EDF is a mega non-profit with reported assets over $204 million in 2015 with an agenda that rivals the most radical of environmental groups. Fully supporting President Obama’s climate agenda that included his War on Coal (an effort to shut down all coal-fired power plants) EDF ran political ads against Republican senators in 2013.
More important is the role Regan and the EDF had with Blueprint NC, the liberal umbrella organization that is known for producing and releasing a 2013 strategy memo that described a game plan for progressive groups to use to attack (by “crippling”) the newly elected Republican governor and leaders in the Republican-majority House and Senate. The memo directed its members to “eviscerate, mitigate, litigate, cogitate and agitate” the state’s Republican leadership.
The members of Blueprint waged a four-year war on McCrory and the Republican legislature. Their ultimate aim was to capture political control of North Carolina and advance their radical progressive agenda.
Before EDF, Regan worked for the EPA for ten years. The EPA and EDF work together to advance the radical environmentalist agenda. They cooperated with groups like the Natural Resources Defense Councilin what is known as “Sue and Settle” agreements. Radical environmentalist like the NRDC would sue the EPA and progressive government employees would settle out of court and pay the legal costs and do what the NRDC wanted. No new laws needed!
The combination of these two powerful entities is not lost on political operatives. According to the U.S. Senate Committee on Environment and Public Works Minority Staff Report (July 30, 2014):
“Under President Obama, EPA has given more than $27 million in taxpayer-funded grants to major environmental groups. Notably, the Natural Resources Defense Council and Environmental Defense Fund – two key activist groups with significant ties to senior EPA officials – have collected more than $1 million in funding each. (Pg. 34)”
If Cooper was looking for a very well-connected player in the worldwide radical environmental movement – he found him in Michael Regan.
Governor Cooper’s second controversial appointment was Jim Trogdon as North Carolina Department of Transportation (DOT) Secretary. While much of Trogdon’s experience is within DOT (he retired as the department’s COO in 2013), the appointment might be viewed as a “finger in the eye” to the I-77 toll road opponents.
The I-77 toll road was a major factor in the 2016 Gubernatorial campaign. While former Governor McCrory attempted to ignore the controversy, Roy Cooper indicated that he sided with the opponents.
WSOC TV reports that after Trogdon left NC DOT in 2013 he went to work for Atkins. WSOC TV reports:“Atkins is an engineering firm that works with P3 projects– public and private partnerships to build things like toll lanes.”
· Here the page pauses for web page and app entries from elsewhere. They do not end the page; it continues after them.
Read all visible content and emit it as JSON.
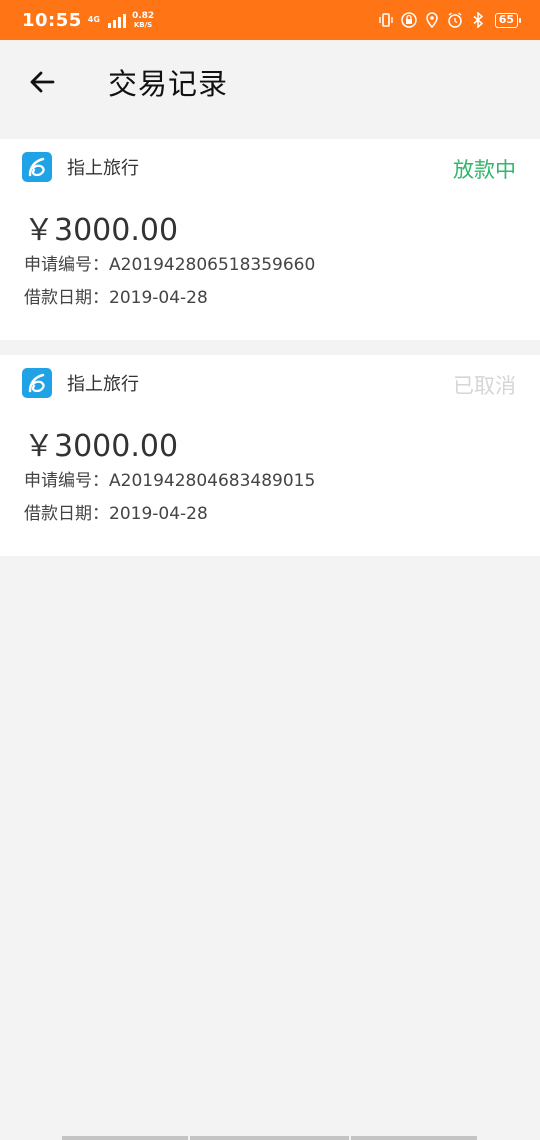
{
  "statusbar": {
    "time": "10:55",
    "network": "4G",
    "speed_value": "0.82",
    "speed_unit": "KB/S",
    "battery": "65"
  },
  "header": {
    "title": "交易记录"
  },
  "records": [
    {
      "merchant": "指上旅行",
      "status": "放款中",
      "status_color": "#2fb86a",
      "amount": "￥3000.00",
      "apply_no": "申请编号：A201942806518359660",
      "loan_date": "借款日期：2019-04-28"
    },
    {
      "merchant": "指上旅行",
      "status": "已取消",
      "status_color": "#d6d6d6",
      "amount": "￥3000.00",
      "apply_no": "申请编号：A201942804683489015",
      "loan_date": "借款日期：2019-04-28"
    }
  ],
  "colors": {
    "statusbar": "#ff7414",
    "background": "#f3f3f3",
    "logo": "#1fa2e6"
  }
}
WSOC also reported that while serving with Atkins, Trogdon penned an article called “To Toll or Not To Toll.”
“Tolling appears superior to all other options,” Trogdon argues. “Degraded trip reliability, congestion and lost productivity appear more costly than tolls. In short, tolling proved beneficial to those who value their time.”
In light of the Trogdon appointment, Cooper has said that his opinion of the I-77 toll road hasn’t changed. Many political observers attribute Cooper’s victory to the damage done to McCrory in the I-77 toll road corridor. McCrory finished over 30k votes behind other GOP candidates in the precincts most impacted.
The North Carolina Cabinet is made up of unelected heads of the executive departments of the North Carolina government appointed by the governor. The departments include Administration, Commerce, Environmental Quality, Health and Human Services, Information Technology, Military and Veterans Affairs, Natural and Cultural Resources, Public Safety, Revenue and Transportation.
During the recent special legislative session, the North Carolina General Assembly added a provision to state law that Cabinet appointments require the advice and consent of the North Carolina State Senate.